Carrig regularly stays with friends and visits suppliers in Denmark to stay up to date with changes in the Danish design scene. There are some notable trends he’s observed in the last few years.

“We are seeing more and more furniture that is certified fit for purpose and the vast majority of the chairs are made of components that are totally recyclable,” he said.

“Companies that used to be focused on accessories have now branched into furniture and lighting. We have seen so many new design houses emerge in our time in business.”

The most significant challenges in hotel design for Design Denmark evolve around budget constraints and awareness of the importance of quality products.

“In other words, think of function past the design mood board. There is a lot of talk about sustainability. Sustainability is a journey and not a destination.”

Denmark has been a world-leader in the hotel design for decades. When the Royal Copenhagen opened in 1960, it was the city’s first skyscraper, but more importantly, it was the world’s first design hotel. Designed by legendary Danish architect and designer Arne Jacobsen, the hotel was a total work of art – Jacobsen painstakingly chose everything from the exterior façade to the stainless-steel cutlery. The history, functionality, and simplicity of Danish hotel design are at the core of what makes Design Denmark special.

Of all pieces Design Denmark works with, chairs are at the top of Carrig’s list.

“Danish designers probably design more chairs than any other country. Because of their corporate canteen culture, there are any amount of options. Some designs have over 25,000 variants.”

He believes quality FF&&E is missing from the hotel design scene and is concerned that many hoteliers are short-sighted with their investments.

“There have been a number of hotels that have opened in Auckland in the past 18 months where pieces of furniture have had to be changed due to it being either impractical or not of an acceptable quality.”

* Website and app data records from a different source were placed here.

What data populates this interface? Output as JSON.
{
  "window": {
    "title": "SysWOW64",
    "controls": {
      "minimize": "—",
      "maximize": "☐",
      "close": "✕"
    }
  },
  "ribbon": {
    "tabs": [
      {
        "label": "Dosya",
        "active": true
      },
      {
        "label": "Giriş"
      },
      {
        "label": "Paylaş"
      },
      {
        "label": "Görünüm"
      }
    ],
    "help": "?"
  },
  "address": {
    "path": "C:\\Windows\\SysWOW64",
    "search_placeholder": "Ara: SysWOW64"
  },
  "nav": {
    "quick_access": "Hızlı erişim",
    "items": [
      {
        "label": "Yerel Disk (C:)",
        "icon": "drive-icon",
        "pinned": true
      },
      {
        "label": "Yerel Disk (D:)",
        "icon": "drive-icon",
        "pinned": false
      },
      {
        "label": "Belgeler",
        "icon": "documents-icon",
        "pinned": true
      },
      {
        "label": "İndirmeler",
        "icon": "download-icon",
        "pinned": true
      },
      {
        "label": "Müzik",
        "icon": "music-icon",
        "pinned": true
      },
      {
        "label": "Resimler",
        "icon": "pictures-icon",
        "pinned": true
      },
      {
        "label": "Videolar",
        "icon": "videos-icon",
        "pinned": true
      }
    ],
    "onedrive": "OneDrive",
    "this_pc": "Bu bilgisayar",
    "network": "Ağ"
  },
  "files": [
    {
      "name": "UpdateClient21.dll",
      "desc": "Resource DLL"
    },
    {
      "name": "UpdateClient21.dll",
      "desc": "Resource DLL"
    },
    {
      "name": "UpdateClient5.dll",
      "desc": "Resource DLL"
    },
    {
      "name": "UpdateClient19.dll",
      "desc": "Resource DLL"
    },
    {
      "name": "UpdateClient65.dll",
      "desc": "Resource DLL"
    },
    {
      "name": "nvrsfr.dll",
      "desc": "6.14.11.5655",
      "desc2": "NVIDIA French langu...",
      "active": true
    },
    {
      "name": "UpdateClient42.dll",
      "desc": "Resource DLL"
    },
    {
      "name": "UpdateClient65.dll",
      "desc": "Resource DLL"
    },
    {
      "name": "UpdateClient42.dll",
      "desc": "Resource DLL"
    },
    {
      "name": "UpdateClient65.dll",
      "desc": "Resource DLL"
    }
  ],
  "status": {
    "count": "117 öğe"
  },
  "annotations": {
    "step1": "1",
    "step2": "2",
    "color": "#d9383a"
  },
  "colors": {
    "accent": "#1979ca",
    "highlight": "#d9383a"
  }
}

Design Denmark has a broad market appeal thanks to the brands it represents for furniture, lighting, oils, textiles and accessories. Its crucial point of difference is its singular focus on Danish design, with many iconic and emerging brands.